"Portraying himself as an honest, ordinary person helped Lincoln identify with his audiences." (Einhorn, 1992, p. 25).

"Portraying himself as an honest, ordinary person helped Lincoln identify with his audiences." (Einhorn 25)

"Portraying himself as an honest, ordinary person helped Lincoln identify with his audiences."1

1. Lois J. Einhorn, Abraham Lincoln, the Orator: Penetrating the Lincoln Legend (Westport, CT: Greenwood Press, 1992), 25, http://www.questia.com/read/27419298.

Cited passage

Welcome to the new Questia Reader

The Questia Reader has been updated to provide you with an even better online reading experience.  It is now 100% Responsive, which means you can read our books and articles on any sized device you wish.  All of your favorite tools like notes, highlights, and citations are still here, but the way you select text has been updated to be easier to use, especially on touchscreen devices.  Here's how:

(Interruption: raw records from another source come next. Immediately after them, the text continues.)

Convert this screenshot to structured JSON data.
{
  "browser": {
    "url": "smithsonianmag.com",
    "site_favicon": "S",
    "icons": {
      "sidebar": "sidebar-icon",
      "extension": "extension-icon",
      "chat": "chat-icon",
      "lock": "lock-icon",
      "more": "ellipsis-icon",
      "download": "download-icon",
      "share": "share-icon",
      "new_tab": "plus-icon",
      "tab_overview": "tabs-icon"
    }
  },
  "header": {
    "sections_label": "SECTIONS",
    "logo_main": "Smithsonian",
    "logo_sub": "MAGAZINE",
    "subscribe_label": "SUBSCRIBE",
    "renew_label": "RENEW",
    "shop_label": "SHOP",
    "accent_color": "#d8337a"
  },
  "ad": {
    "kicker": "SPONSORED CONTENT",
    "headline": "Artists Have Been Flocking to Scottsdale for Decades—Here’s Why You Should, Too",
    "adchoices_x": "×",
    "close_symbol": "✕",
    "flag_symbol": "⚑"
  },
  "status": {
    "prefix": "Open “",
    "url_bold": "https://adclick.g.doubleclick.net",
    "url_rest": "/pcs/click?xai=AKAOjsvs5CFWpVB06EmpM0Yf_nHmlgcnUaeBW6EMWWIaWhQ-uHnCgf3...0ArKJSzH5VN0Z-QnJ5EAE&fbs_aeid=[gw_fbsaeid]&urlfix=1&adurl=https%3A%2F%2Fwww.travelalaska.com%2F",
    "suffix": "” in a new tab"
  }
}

1. Click or tap the first word you want to select.
2. Click or tap the last word you want to select.

OK, got it!

Thanks for trying Questia!

Please continue trying out our research tools, but please note, full functionality is available only to our active members.

Your work will be lost once you leave this Web page.

For full access in an ad-free environment, sign up now for a FREE, 1-day trial.

Already a member? Log in now.